### Dataset entries
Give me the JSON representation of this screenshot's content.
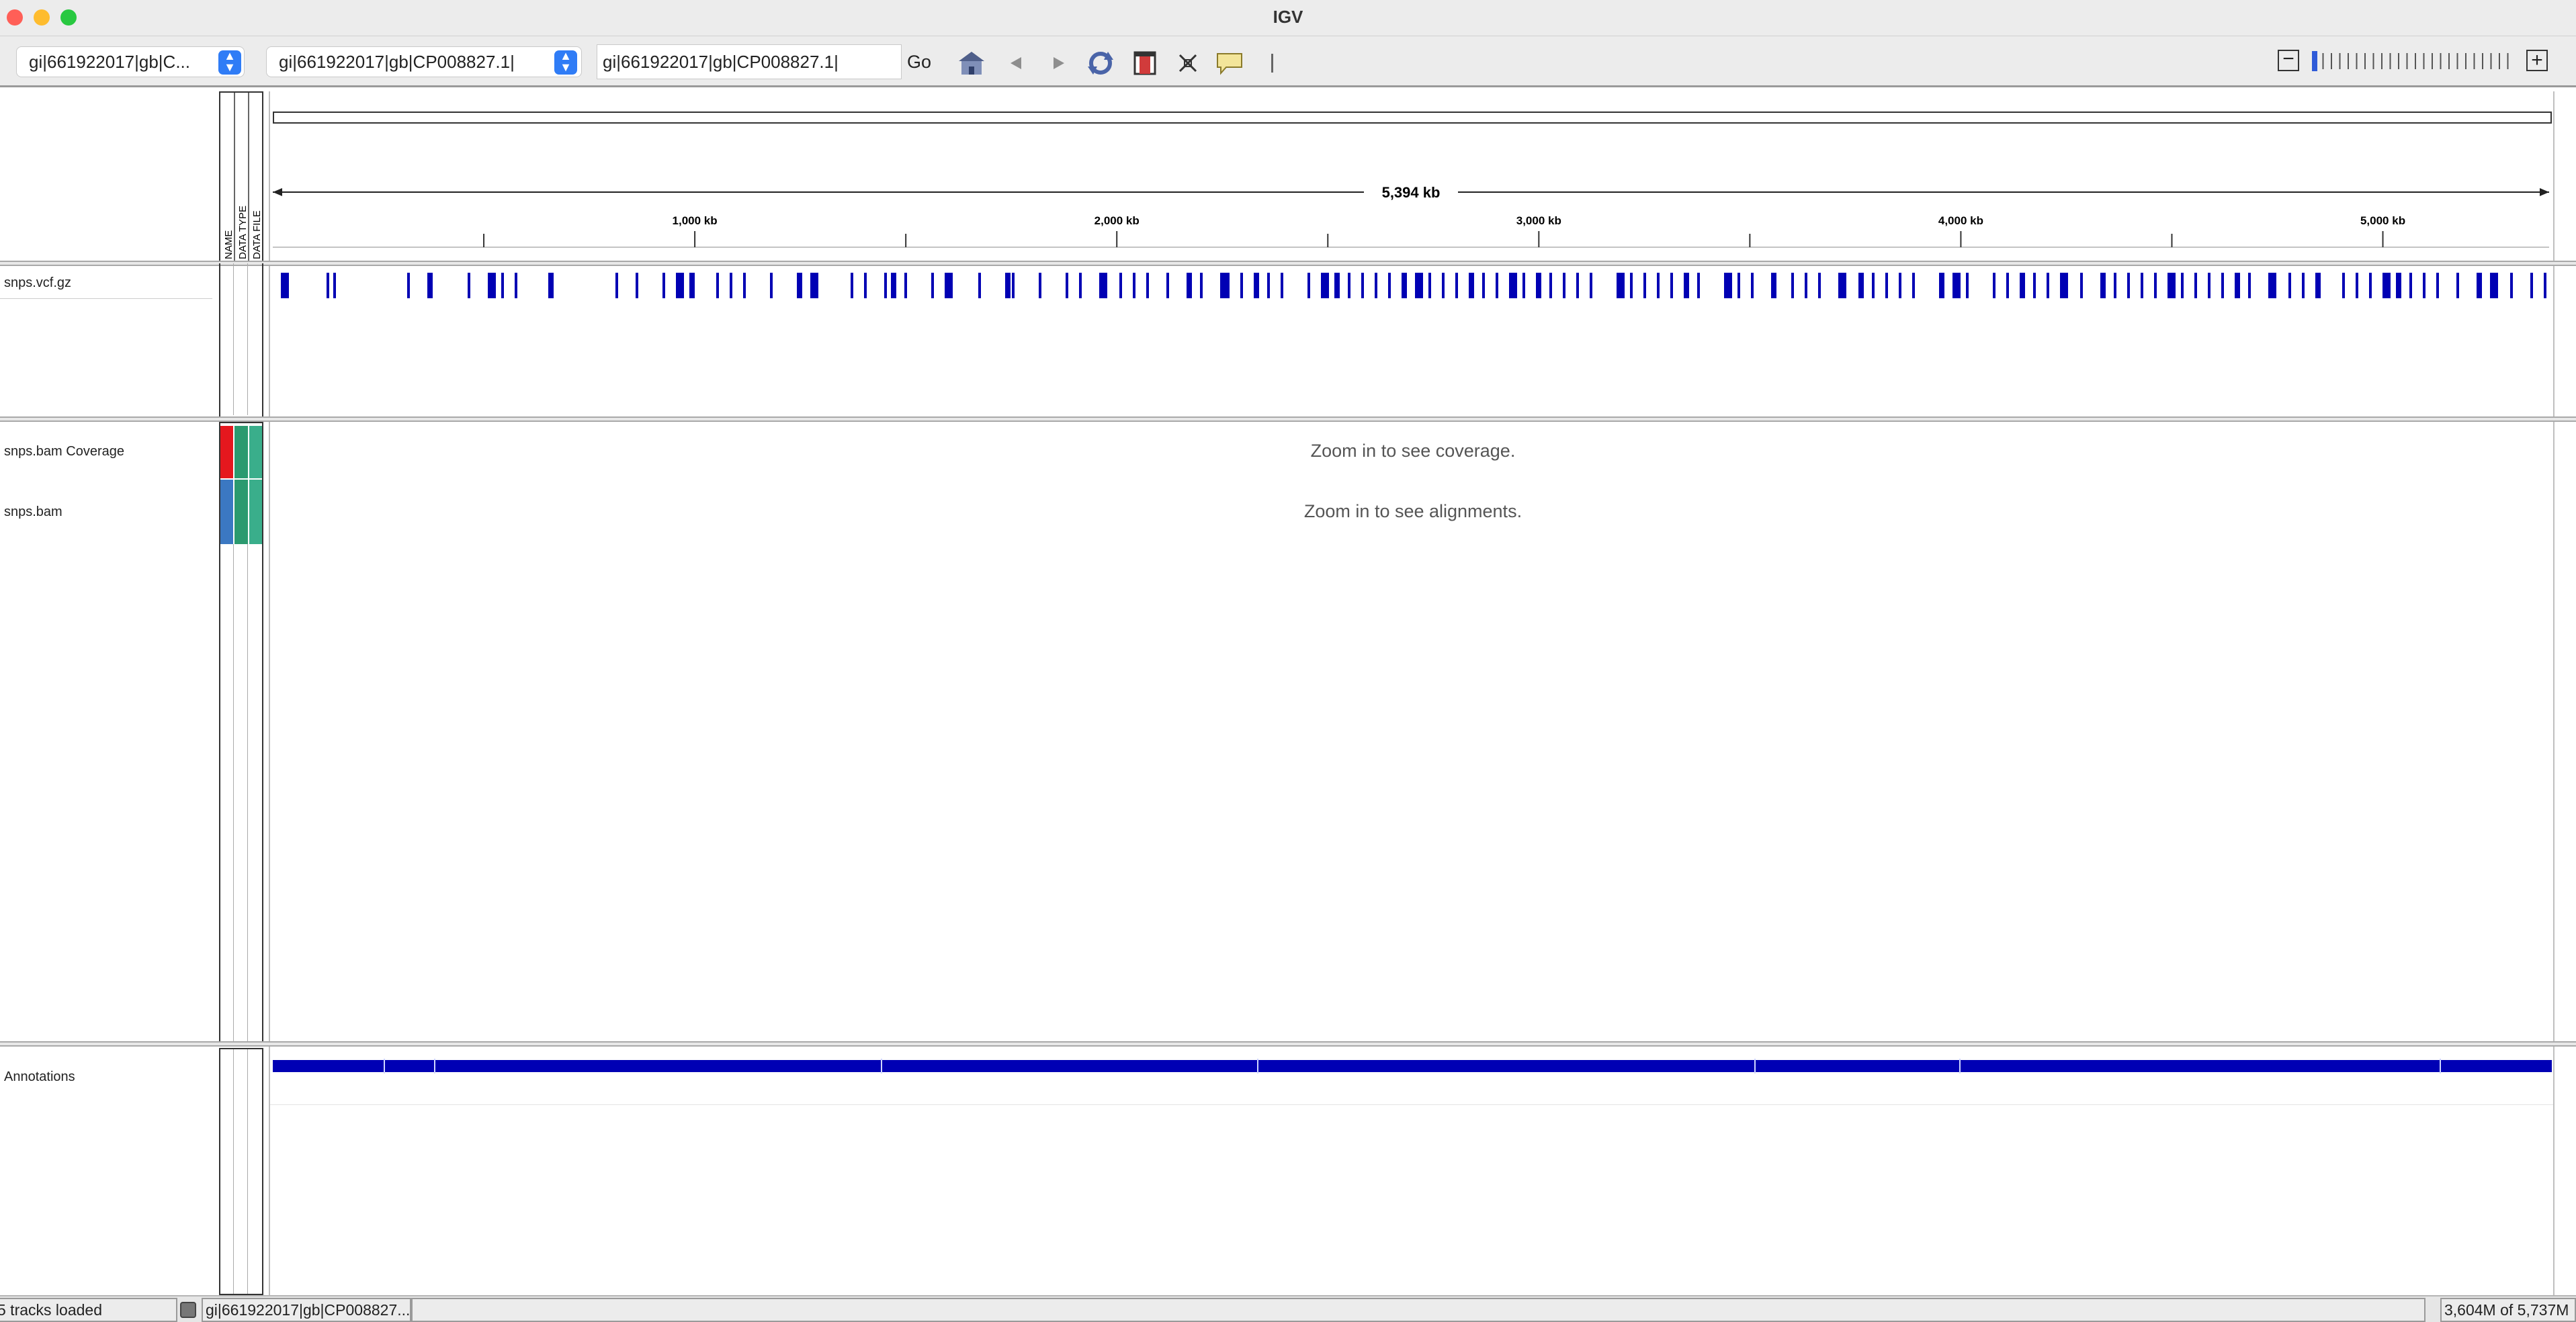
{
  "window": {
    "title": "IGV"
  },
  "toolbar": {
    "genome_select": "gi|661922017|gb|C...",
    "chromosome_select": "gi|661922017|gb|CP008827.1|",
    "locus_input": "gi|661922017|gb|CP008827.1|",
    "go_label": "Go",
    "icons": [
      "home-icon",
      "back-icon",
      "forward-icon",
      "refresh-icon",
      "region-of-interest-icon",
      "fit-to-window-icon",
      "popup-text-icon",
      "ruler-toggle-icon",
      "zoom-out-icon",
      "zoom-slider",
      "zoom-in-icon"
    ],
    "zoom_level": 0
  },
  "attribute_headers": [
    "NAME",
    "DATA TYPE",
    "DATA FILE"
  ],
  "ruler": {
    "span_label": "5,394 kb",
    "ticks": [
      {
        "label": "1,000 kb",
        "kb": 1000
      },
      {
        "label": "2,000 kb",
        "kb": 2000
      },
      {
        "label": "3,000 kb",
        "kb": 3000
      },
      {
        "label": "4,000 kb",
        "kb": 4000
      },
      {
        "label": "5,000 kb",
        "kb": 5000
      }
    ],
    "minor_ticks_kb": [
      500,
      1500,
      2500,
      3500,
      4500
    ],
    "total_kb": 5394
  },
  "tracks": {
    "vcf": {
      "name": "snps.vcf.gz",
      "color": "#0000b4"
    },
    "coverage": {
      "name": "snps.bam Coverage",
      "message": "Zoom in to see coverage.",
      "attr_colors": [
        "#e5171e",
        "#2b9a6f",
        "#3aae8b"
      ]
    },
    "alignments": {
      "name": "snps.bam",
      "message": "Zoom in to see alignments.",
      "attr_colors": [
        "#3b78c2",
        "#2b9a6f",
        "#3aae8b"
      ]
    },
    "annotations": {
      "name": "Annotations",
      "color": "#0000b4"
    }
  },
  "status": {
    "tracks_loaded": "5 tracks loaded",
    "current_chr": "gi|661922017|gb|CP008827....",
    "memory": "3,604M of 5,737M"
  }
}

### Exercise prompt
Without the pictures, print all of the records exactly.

### Exercise output
Give me the JSON representation of this screenshot's content.
{
  "window": {
    "title": "IGV"
  },
  "toolbar": {
    "genome_select": "gi|661922017|gb|C...",
    "chromosome_select": "gi|661922017|gb|CP008827.1|",
    "locus_input": "gi|661922017|gb|CP008827.1|",
    "go_label": "Go",
    "icons": [
      "home-icon",
      "back-icon",
      "forward-icon",
      "refresh-icon",
      "region-of-interest-icon",
      "fit-to-window-icon",
      "popup-text-icon",
      "ruler-toggle-icon",
      "zoom-out-icon",
      "zoom-slider",
      "zoom-in-icon"
    ],
    "zoom_level": 0
  },
  "attribute_headers": [
    "NAME",
    "DATA TYPE",
    "DATA FILE"
  ],
  "ruler": {
    "span_label": "5,394 kb",
    "ticks": [
      {
        "label": "1,000 kb",
        "kb": 1000
      },
      {
        "label": "2,000 kb",
        "kb": 2000
      },
      {
        "label": "3,000 kb",
        "kb": 3000
      },
      {
        "label": "4,000 kb",
        "kb": 4000
      },
      {
        "label": "5,000 kb",
        "kb": 5000
      }
    ],
    "minor_ticks_kb": [
      500,
      1500,
      2500,
      3500,
      4500
    ],
    "total_kb": 5394
  },
  "tracks": {
    "vcf": {
      "name": "snps.vcf.gz",
      "color": "#0000b4"
    },
    "coverage": {
      "name": "snps.bam Coverage",
      "message": "Zoom in to see coverage.",
      "attr_colors": [
        "#e5171e",
        "#2b9a6f",
        "#3aae8b"
      ]
    },
    "alignments": {
      "name": "snps.bam",
      "message": "Zoom in to see alignments.",
      "attr_colors": [
        "#3b78c2",
        "#2b9a6f",
        "#3aae8b"
      ]
    },
    "annotations": {
      "name": "Annotations",
      "color": "#0000b4"
    }
  },
  "status": {
    "tracks_loaded": "5 tracks loaded",
    "current_chr": "gi|661922017|gb|CP008827....",
    "memory": "3,604M of 5,737M"
  }
}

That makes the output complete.